Likely each of us know people (family?) we deeply care for who don’t appear to have a saving relationship with Christ. If you saw them about to be severely, painfully, and permanently maimed, you would immediately do everything possible to help them.
Might our level of belief in a literal hell be measured by how much time we spend in prayer for them and our level of effort to reach them for Christ? It might come down to either we don’t love them or don’t believe in hell.
“For a fire is kindled in mine anger, and shall burn unto the lowest hell, and shall consume the earth with her increase, and set on fire the foundations of the mountains” (Deuteronomy 32:22).
“The wicked shall be turned into hell, and all the nations that forget God” (Psalm 9:17).
A healthy food item’s packaging proclaimed that it didn’t have 125 artificial ingredients and preservatives.
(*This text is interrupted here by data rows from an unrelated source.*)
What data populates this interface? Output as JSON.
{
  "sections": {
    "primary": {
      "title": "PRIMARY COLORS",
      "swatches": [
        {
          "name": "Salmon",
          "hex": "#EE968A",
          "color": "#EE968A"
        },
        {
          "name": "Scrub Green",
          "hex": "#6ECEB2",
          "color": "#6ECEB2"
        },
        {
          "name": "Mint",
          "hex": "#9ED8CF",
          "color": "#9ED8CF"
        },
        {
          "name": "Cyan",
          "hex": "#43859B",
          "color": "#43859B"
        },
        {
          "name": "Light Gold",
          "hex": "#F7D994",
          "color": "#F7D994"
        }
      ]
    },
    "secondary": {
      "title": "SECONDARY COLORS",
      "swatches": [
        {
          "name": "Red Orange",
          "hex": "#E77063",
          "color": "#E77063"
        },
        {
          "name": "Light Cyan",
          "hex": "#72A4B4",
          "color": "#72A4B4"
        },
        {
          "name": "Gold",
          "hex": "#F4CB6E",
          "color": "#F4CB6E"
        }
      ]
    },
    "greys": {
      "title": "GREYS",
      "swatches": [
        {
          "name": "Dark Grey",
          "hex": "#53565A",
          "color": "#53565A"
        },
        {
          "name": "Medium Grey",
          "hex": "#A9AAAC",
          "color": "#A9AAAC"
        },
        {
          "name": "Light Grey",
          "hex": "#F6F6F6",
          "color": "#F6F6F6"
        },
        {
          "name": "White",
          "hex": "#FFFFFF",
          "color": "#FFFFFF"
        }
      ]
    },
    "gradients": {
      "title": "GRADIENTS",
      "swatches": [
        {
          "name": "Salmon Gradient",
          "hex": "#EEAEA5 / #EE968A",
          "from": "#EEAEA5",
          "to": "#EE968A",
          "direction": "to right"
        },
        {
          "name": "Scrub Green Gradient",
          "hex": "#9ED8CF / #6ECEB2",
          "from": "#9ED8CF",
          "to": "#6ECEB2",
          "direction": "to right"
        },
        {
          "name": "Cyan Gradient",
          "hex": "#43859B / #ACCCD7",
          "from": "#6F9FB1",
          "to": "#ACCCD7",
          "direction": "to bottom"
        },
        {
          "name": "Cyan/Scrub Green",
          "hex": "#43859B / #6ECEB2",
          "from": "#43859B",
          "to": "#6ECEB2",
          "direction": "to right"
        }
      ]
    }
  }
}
Might that be similar to a person touting on his job resume that he never embezzled.
What we do with our time is far more critical than what we aren’t doing with it. How much are you seeking and learning of Christ?
“And this I pray, that your love may abound yet more and more in knowledge and in all judgment; That ye may approve things that are excellent; that ye may be sincere and without offence till the day of Christ; Being filled with the fruits of righteousness, which are by Jesus Christ, unto the glory and praise of God” (Philippians 1:9-11).